Data about app and page elements
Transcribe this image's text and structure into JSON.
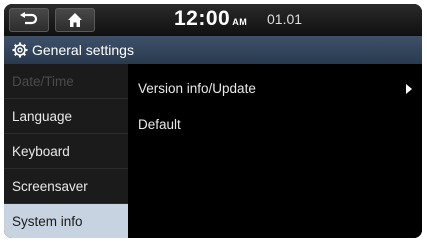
{
  "header": {
    "time": "12:00",
    "ampm": "AM",
    "date": "01.01",
    "back_icon": "back-arrow-icon",
    "home_icon": "home-icon"
  },
  "title_bar": {
    "title": "General settings",
    "icon": "gear-icon"
  },
  "sidebar": {
    "items": [
      {
        "label": "Date/Time",
        "state": "disabled"
      },
      {
        "label": "Language",
        "state": "normal"
      },
      {
        "label": "Keyboard",
        "state": "normal"
      },
      {
        "label": "Screensaver",
        "state": "normal"
      },
      {
        "label": "System info",
        "state": "selected"
      }
    ]
  },
  "content": {
    "items": [
      {
        "label": "Version info/Update",
        "has_arrow": true
      },
      {
        "label": "Default",
        "has_arrow": false
      }
    ]
  },
  "colors": {
    "title_bar": "#33465c",
    "selected_item": "#c8d3e2",
    "background": "#000000"
  }
}
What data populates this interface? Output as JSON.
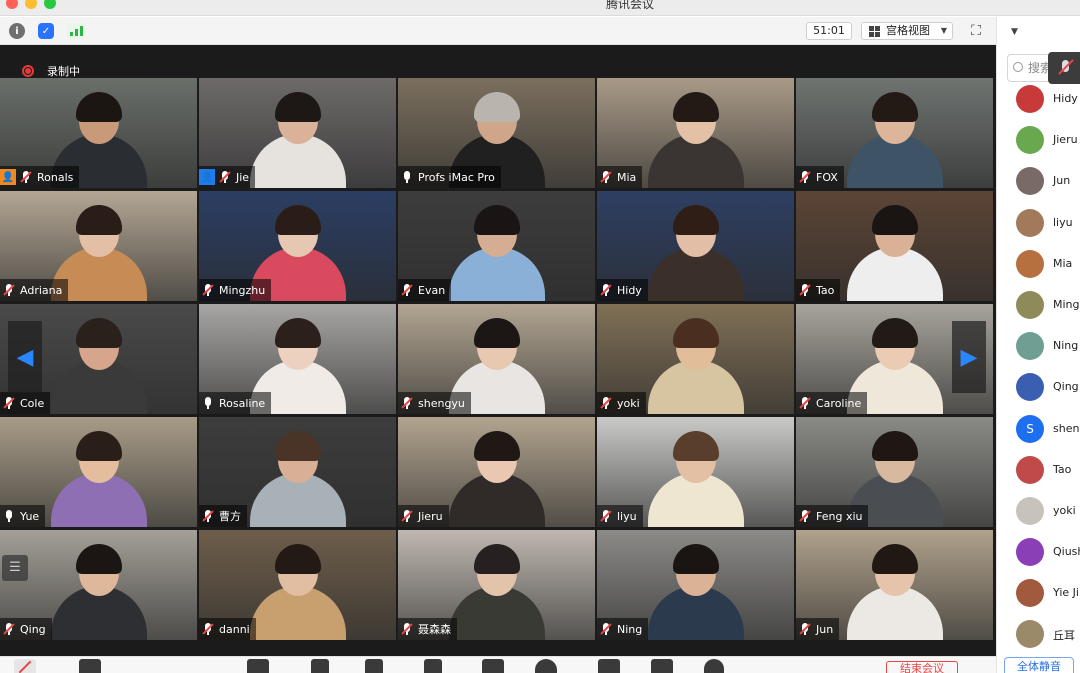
{
  "window": {
    "title": "腾讯会议"
  },
  "toolbar": {
    "timer": "51:01",
    "view_label": "宫格视图"
  },
  "recording": {
    "label": "录制中"
  },
  "tiles": [
    {
      "name": "Ronals",
      "muted": true,
      "badge": "orange",
      "bg": "#6a6f6a",
      "skin": "#c99a7a",
      "hair": "#1c1612",
      "shirt": "#2a2d31"
    },
    {
      "name": "Jie",
      "muted": true,
      "badge": "blue",
      "bg": "#6e6a6a",
      "skin": "#d9b299",
      "hair": "#1d1715",
      "shirt": "#e6e2dd"
    },
    {
      "name": "Profs iMac Pro",
      "muted": false,
      "active": true,
      "bg": "#7b6f5e",
      "skin": "#cfa68a",
      "hair": "#b9b5ae",
      "shirt": "#202020"
    },
    {
      "name": "Mia",
      "muted": true,
      "bg": "#a99a87",
      "skin": "#e2c1a7",
      "hair": "#231a16",
      "shirt": "#3a3432"
    },
    {
      "name": "FOX",
      "muted": true,
      "bg": "#6f7471",
      "skin": "#dcb59b",
      "hair": "#231915",
      "shirt": "#3e5466"
    },
    {
      "name": "Adriana",
      "muted": true,
      "bg": "#b3a694",
      "skin": "#e2bfa5",
      "hair": "#2a1c16",
      "shirt": "#c78b55"
    },
    {
      "name": "Mingzhu",
      "muted": true,
      "bg": "#2b3e63",
      "skin": "#e6c8b2",
      "hair": "#2a1d17",
      "shirt": "#d94a5e"
    },
    {
      "name": "Evan",
      "muted": true,
      "bg": "#3d3d3d",
      "skin": "#d5ad92",
      "hair": "#1a1514",
      "shirt": "#8ab0d8"
    },
    {
      "name": "Hidy",
      "muted": true,
      "bg": "#2e3f63",
      "skin": "#e1bea5",
      "hair": "#2e1e16",
      "shirt": "#3b2f2a"
    },
    {
      "name": "Tao",
      "muted": true,
      "bg": "#5c4536",
      "skin": "#d8b196",
      "hair": "#1a1412",
      "shirt": "#eeeeee"
    },
    {
      "name": "Cole",
      "muted": true,
      "bg": "#4a4a4a",
      "skin": "#d7a58c",
      "hair": "#2a201c",
      "shirt": "#3a3a3a"
    },
    {
      "name": "Rosaline",
      "muted": false,
      "bg": "#a8a6a4",
      "skin": "#edd1c0",
      "hair": "#2b201c",
      "shirt": "#f0ebe6"
    },
    {
      "name": "shengyu",
      "muted": true,
      "bg": "#b2a592",
      "skin": "#e8c8b1",
      "hair": "#1c1614",
      "shirt": "#e9e5e3"
    },
    {
      "name": "yoki",
      "muted": true,
      "bg": "#807056",
      "skin": "#e2bd9a",
      "hair": "#4a2f20",
      "shirt": "#d7c4a0"
    },
    {
      "name": "Caroline",
      "muted": true,
      "bg": "#a8a49c",
      "skin": "#ebcbb4",
      "hair": "#221a16",
      "shirt": "#efe7da"
    },
    {
      "name": "Yue",
      "muted": false,
      "bg": "#a89c88",
      "skin": "#e4bd9e",
      "hair": "#2a1e18",
      "shirt": "#8e6fb3"
    },
    {
      "name": "曹方",
      "muted": true,
      "bg": "#3d3d3d",
      "skin": "#d9b096",
      "hair": "#4a3428",
      "shirt": "#a8b0b8"
    },
    {
      "name": "Jieru",
      "muted": true,
      "bg": "#b2a48f",
      "skin": "#e9c7b1",
      "hair": "#201815",
      "shirt": "#302a28"
    },
    {
      "name": "liyu",
      "muted": true,
      "bg": "#c9c9c7",
      "skin": "#e3c0a3",
      "hair": "#5a3e2c",
      "shirt": "#efe6d2"
    },
    {
      "name": "Feng xiu",
      "muted": true,
      "bg": "#8a8a86",
      "skin": "#d8b89e",
      "hair": "#1f1714",
      "shirt": "#4a4d52"
    },
    {
      "name": "Qing",
      "muted": true,
      "bg": "#a4a098",
      "skin": "#dfb79b",
      "hair": "#1b1513",
      "shirt": "#2d2f33"
    },
    {
      "name": "danni",
      "muted": true,
      "bg": "#6e5e4b",
      "skin": "#e1bda2",
      "hair": "#241a15",
      "shirt": "#c8a070"
    },
    {
      "name": "聂森森",
      "muted": true,
      "bg": "#bfb8b0",
      "skin": "#e3c3aa",
      "hair": "#262020",
      "shirt": "#3a3a34"
    },
    {
      "name": "Ning",
      "muted": true,
      "bg": "#8b8a87",
      "skin": "#dab397",
      "hair": "#1a1513",
      "shirt": "#2c3a4e"
    },
    {
      "name": "Jun",
      "muted": true,
      "bg": "#b0a28c",
      "skin": "#e6c4ab",
      "hair": "#211814",
      "shirt": "#ece9e5"
    }
  ],
  "panel": {
    "search_placeholder": "搜索",
    "participants": [
      {
        "name": "Hidy",
        "avatar_color": "#c83a3a",
        "initial": ""
      },
      {
        "name": "Jieru",
        "avatar_color": "#6aa84f",
        "initial": ""
      },
      {
        "name": "Jun",
        "avatar_color": "#7a6a66",
        "initial": ""
      },
      {
        "name": "liyu",
        "avatar_color": "#a07a5a",
        "initial": ""
      },
      {
        "name": "Mia",
        "avatar_color": "#b6703f",
        "initial": ""
      },
      {
        "name": "Mingz",
        "avatar_color": "#8e8a5a",
        "initial": ""
      },
      {
        "name": "Ning",
        "avatar_color": "#6f9f92",
        "initial": ""
      },
      {
        "name": "Qing",
        "avatar_color": "#3a5fb0",
        "initial": ""
      },
      {
        "name": "sheng",
        "avatar_color": "#1e6ff0",
        "initial": "S"
      },
      {
        "name": "Tao",
        "avatar_color": "#c04a4a",
        "initial": ""
      },
      {
        "name": "yoki",
        "avatar_color": "#c7c2bb",
        "initial": ""
      },
      {
        "name": "Qiush",
        "avatar_color": "#8a3fb6",
        "initial": ""
      },
      {
        "name": "Yie Ji",
        "avatar_color": "#a25a3f",
        "initial": ""
      },
      {
        "name": "丘耳",
        "avatar_color": "#9a8a6a",
        "initial": ""
      }
    ],
    "mute_all_label": "全体静音"
  },
  "bottombar": {
    "end_label": "结束会议"
  }
}
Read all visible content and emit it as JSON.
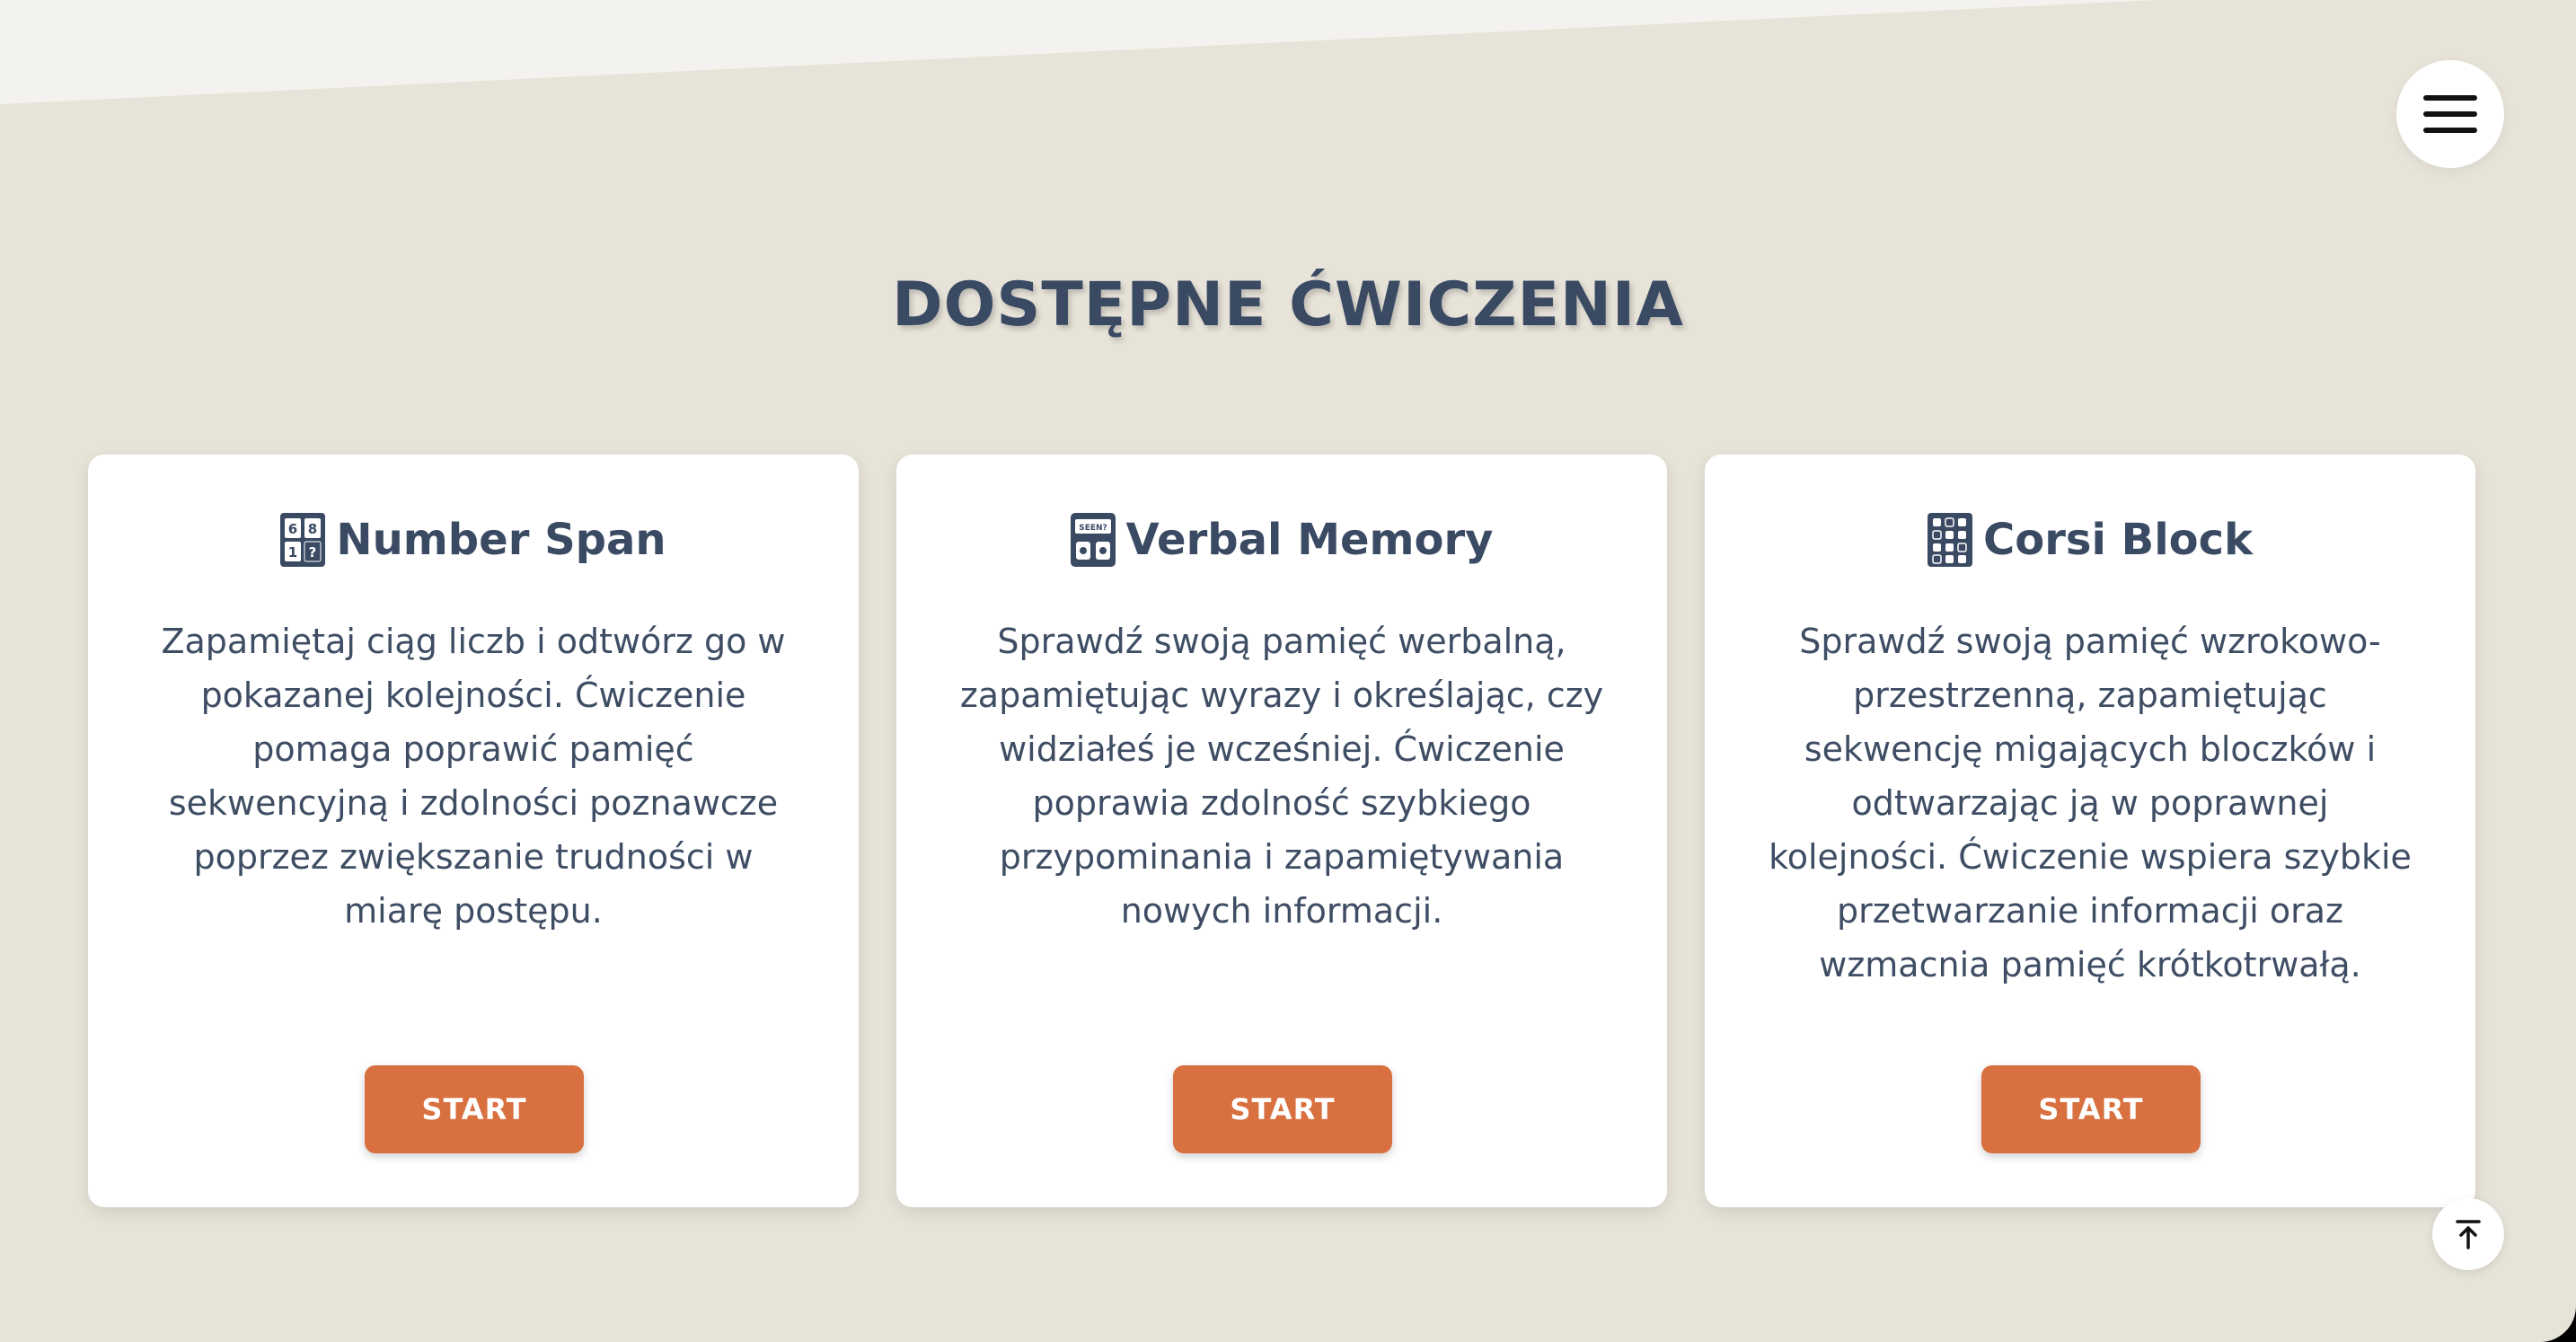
{
  "page": {
    "title": "DOSTĘPNE ĆWICZENIA"
  },
  "header": {
    "menu_icon": "hamburger-menu-icon"
  },
  "cards": [
    {
      "icon": "number-grid-icon",
      "title": "Number Span",
      "description": "Zapamiętaj ciąg liczb i odtwórz go w pokazanej kolejności. Ćwiczenie pomaga poprawić pamięć sekwencyjną i zdolności poznawcze poprzez zwiększanie trudności w miarę postępu.",
      "button_label": "START"
    },
    {
      "icon": "seen-cards-icon",
      "title": "Verbal Memory",
      "description": "Sprawdź swoją pamięć werbalną, zapamiętując wyrazy i określając, czy widziałeś je wcześniej. Ćwiczenie poprawia zdolność szybkiego przypominania i zapamiętywania nowych informacji.",
      "button_label": "START"
    },
    {
      "icon": "block-grid-icon",
      "title": "Corsi Block",
      "description": "Sprawdź swoją pamięć wzrokowo-przestrzenną, zapamiętując sekwencję migających bloczków i odtwarzając ją w poprawnej kolejności. Ćwiczenie wspiera szybkie przetwarzanie informacji oraz wzmacnia pamięć krótkotrwałą.",
      "button_label": "START"
    }
  ],
  "footer": {
    "scroll_top_icon": "arrow-up-to-top-icon"
  },
  "colors": {
    "background": "#e7e3d9",
    "top_band": "#f4f2ee",
    "card": "#ffffff",
    "heading": "#3a4a63",
    "body_text": "#3e4d63",
    "accent": "#d8703f"
  }
}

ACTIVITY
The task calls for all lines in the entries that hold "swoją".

YOUR RESPONSE
      "description": "Sprawdź swoją pamięć werbalną, zapamiętując wyrazy i określając, czy widziałeś je wcześniej. Ćwiczenie poprawia zdolność szybkiego przypominania i zapamiętywania nowych informacji.",
      "description": "Sprawdź swoją pamięć wzrokowo-przestrzenną, zapamiętując sekwencję migających bloczków i odtwarzając ją w poprawnej kolejności. Ćwiczenie wspiera szybkie przetwarzanie informacji oraz wzmacnia pamięć krótkotrwałą.",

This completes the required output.